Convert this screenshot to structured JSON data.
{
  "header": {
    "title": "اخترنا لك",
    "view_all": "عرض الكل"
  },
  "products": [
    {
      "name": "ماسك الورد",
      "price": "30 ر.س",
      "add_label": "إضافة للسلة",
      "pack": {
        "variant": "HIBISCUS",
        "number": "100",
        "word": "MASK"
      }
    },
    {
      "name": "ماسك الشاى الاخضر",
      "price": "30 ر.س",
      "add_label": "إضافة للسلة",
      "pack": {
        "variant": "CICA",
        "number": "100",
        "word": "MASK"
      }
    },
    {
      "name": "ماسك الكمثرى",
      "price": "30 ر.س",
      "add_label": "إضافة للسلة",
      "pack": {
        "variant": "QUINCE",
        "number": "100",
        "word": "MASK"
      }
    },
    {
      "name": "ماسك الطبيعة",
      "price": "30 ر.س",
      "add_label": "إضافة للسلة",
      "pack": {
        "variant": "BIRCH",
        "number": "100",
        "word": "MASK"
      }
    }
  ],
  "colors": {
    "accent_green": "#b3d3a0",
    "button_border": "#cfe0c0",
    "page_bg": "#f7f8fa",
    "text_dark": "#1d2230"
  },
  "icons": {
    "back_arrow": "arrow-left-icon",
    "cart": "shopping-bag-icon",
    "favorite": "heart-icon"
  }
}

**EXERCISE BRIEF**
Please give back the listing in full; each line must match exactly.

**TASK ANSWER**
Convert this screenshot to structured JSON data.
{
  "header": {
    "title": "اخترنا لك",
    "view_all": "عرض الكل"
  },
  "products": [
    {
      "name": "ماسك الورد",
      "price": "30 ر.س",
      "add_label": "إضافة للسلة",
      "pack": {
        "variant": "HIBISCUS",
        "number": "100",
        "word": "MASK"
      }
    },
    {
      "name": "ماسك الشاى الاخضر",
      "price": "30 ر.س",
      "add_label": "إضافة للسلة",
      "pack": {
        "variant": "CICA",
        "number": "100",
        "word": "MASK"
      }
    },
    {
      "name": "ماسك الكمثرى",
      "price": "30 ر.س",
      "add_label": "إضافة للسلة",
      "pack": {
        "variant": "QUINCE",
        "number": "100",
        "word": "MASK"
      }
    },
    {
      "name": "ماسك الطبيعة",
      "price": "30 ر.س",
      "add_label": "إضافة للسلة",
      "pack": {
        "variant": "BIRCH",
        "number": "100",
        "word": "MASK"
      }
    }
  ],
  "colors": {
    "accent_green": "#b3d3a0",
    "button_border": "#cfe0c0",
    "page_bg": "#f7f8fa",
    "text_dark": "#1d2230"
  },
  "icons": {
    "back_arrow": "arrow-left-icon",
    "cart": "shopping-bag-icon",
    "favorite": "heart-icon"
  }
}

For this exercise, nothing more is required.